Tens of head of states are gathered in Niamey to witness the official rollout of the landmark agreement, which has received a huge boost as Nigeria and Benin signed to become the latest member countries to join.
This leaves Eritrea as the only country not to have joined the continental trade deal, which was agreed upon at the 18th Ordinary Session of the Assembly of Heads of State and Government of the AU in January 2012, with a tentative launch date of 2017.
In his speech at the official opening ceremony of the 35th Ordinary Session of the Executive Council in Niamey, AU Commission Chairperson Moussa Faki Mahamat said the AfCFTA was the continent’s standout project geared to ensure the realization of Agenda 2063.
“It goes without saying that the most emblematic of the flagship projects of Agenda 2063 is the African Continental Free Trade Area, AfCFTA. The AfCFTA has the ambition…… in the final analysis, to establish a continental market. The idea goes back to 1963, with the establishment of an African Economic Community,” he said.
Sunday’s launch of the AfCFTA follows the coming into force of the trade area on the 30th of May, after the deposit of the required minimum of 22 ratifications by member states of the AU. Since then three more instruments of ratification have been deposited, bring the total number of countries that have ratified the AfCFTA to 25.
African countries are expected to benefit widely from the AfCFTA, which will in turn boost the continent’s economic levels.
The agreement is expected to create a market for over one billion people, with a GDP of approximately US$2.6 trillion.

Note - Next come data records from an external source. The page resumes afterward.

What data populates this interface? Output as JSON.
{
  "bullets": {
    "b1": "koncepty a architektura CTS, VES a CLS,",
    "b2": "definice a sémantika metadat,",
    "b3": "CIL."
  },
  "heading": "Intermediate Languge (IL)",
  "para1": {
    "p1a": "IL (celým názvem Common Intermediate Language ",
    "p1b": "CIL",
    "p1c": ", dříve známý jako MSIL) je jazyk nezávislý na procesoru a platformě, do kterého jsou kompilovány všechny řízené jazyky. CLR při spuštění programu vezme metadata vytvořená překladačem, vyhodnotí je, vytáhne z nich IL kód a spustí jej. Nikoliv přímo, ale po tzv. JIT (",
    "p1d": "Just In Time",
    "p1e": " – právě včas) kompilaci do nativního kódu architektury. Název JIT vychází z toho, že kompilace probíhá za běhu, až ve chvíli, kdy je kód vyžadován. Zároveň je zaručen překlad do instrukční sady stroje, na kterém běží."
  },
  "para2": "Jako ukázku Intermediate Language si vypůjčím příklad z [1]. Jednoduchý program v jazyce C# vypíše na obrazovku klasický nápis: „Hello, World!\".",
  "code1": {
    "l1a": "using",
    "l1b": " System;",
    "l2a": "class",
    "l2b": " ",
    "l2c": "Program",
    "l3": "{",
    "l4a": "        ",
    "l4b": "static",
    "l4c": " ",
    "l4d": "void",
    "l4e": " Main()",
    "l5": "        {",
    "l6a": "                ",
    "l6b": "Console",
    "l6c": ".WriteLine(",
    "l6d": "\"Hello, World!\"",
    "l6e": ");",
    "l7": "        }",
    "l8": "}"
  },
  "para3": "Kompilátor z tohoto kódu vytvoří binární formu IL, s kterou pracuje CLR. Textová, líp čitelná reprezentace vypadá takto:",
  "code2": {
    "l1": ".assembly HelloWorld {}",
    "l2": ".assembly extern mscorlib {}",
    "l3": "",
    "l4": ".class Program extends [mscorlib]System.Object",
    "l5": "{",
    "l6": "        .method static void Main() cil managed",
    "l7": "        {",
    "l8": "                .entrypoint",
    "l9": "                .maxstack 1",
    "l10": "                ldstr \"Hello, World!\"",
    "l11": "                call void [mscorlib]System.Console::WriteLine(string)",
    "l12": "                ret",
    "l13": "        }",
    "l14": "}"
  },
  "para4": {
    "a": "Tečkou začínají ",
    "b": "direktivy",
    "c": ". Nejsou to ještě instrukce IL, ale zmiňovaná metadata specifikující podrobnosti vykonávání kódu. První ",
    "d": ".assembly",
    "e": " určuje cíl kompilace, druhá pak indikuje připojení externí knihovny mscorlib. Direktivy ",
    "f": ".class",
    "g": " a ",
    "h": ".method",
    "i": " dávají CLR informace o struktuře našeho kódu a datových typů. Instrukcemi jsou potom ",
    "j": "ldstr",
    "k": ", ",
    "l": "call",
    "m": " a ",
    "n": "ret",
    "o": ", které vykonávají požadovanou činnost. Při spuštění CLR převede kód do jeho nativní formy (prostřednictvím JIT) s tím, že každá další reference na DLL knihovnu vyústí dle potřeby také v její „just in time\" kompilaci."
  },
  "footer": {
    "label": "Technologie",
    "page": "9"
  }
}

According to Dr. Carlos Lopes, an AUC High Representative, the AfCFTA will pull the continent closer to the levels hit by Europe, Asia and the Americas.
Dr. Lopes believes that the deal will provide a much-needed unity of purpose, which will give Africa a better negotiating chip with other regions in the world.